The British Empire may have had many failings, but in its glory days no one was sent out to administer the Pax Britannica without a solid grounding in the classics, and the colonial schools and colleges benefited accordingly. Walcott himself has said that his education “must have ranked with the finest in the world. The grounding was rigid—Latin, Greek, and the essential masterpieces, but there was this elation of discovery.” It was also, by modern standards, sternly old-fashioned. At Oxford, fifty years ago, English literature stopped at the death of Keats, and I assume it was no different at the University of the West Indies. If you were interested in what followed or—God forbid—in contemporary writing itself, you read it on your own time.
Walcott was indeed interested and duly served his apprenticeship with Eliot and Auden, but his heart wasn’t in it. He is not an experimental poet and has never been easy with the fast-talking, hard-edged high anxiety that gives the Modernist writers their peculiar sense of strain. His natural style is melodious, meditative, and even-paced, closer to Yeats than to Eliot or Pound, closer still to the Victorians—closer, in fact, to grand Victorians like Tennyson and Arnold than to their maverick proto-Modernist contemporaries like Clough and Hopkins.
Walcott has something else in common with these earlier masters: he writes long poems, poems with plots and characters and intricate philosophical themes. The long poem is not an art form that has fared well in the last hundred or so years. Pound tried it because he was determined to write the Great American Poem but—to me, at least—the Cantos are a gigantic magpie’s nest stuffed with shiny objects, more like the journal of an eccentric scholar than an epic, and with no more inherent structure than, say, Berryman’s daybook of griefs and gripes and hangovers, the Dream Songs. The most important long poem of…

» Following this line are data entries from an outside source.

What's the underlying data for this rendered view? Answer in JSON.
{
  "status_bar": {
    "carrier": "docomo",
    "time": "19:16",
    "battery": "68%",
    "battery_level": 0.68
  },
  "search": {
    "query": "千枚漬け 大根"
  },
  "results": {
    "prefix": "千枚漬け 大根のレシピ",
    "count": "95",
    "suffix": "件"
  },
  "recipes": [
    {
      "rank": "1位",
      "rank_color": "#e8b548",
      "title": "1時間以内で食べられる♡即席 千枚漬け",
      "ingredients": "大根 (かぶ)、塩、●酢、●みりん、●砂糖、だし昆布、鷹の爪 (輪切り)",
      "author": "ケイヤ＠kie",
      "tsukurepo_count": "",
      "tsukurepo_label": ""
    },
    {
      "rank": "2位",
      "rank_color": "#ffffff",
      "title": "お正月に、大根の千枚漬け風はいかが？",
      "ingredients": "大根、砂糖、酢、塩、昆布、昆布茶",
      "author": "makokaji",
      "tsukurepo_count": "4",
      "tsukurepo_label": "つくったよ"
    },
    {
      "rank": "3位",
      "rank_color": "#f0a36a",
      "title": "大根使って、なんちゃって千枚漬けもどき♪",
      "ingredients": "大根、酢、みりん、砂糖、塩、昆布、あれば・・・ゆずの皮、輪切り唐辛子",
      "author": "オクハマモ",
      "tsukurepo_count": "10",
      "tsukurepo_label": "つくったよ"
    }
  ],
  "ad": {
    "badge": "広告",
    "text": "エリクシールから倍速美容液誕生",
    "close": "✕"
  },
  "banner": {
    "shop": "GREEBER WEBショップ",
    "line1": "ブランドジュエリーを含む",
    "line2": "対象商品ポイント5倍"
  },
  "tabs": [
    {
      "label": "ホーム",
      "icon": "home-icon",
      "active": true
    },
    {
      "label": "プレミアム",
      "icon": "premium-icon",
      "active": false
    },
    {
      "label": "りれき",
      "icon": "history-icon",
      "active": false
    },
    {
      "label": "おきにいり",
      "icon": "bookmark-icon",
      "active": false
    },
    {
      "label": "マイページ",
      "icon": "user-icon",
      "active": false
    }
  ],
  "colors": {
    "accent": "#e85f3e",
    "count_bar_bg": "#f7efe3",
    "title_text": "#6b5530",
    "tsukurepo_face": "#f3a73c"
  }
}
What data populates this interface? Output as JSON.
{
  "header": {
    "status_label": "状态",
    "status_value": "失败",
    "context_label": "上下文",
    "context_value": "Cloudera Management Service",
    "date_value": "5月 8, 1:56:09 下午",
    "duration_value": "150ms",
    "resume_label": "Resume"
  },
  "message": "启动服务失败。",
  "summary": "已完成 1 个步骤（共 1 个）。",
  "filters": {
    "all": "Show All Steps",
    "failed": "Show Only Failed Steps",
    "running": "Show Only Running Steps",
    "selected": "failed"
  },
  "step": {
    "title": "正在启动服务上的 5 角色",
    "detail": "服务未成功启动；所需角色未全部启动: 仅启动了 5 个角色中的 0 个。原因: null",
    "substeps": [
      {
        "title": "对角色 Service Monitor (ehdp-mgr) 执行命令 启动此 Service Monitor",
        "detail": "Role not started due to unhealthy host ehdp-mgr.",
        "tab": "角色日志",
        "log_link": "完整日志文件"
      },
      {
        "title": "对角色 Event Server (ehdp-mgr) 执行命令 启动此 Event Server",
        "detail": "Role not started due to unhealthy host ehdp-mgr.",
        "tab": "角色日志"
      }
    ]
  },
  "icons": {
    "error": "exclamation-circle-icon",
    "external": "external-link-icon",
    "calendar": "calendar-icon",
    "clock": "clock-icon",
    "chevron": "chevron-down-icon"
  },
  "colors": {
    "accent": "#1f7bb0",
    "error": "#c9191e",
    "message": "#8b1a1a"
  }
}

This is exclusive content for subscribers only.
Get unlimited access to The New York Review for just $1 an issue!
Continue reading this article, and thousands more from our archive, for the low introductory rate of just $1 an issue. Choose a Print, Digital, or All Access subscription.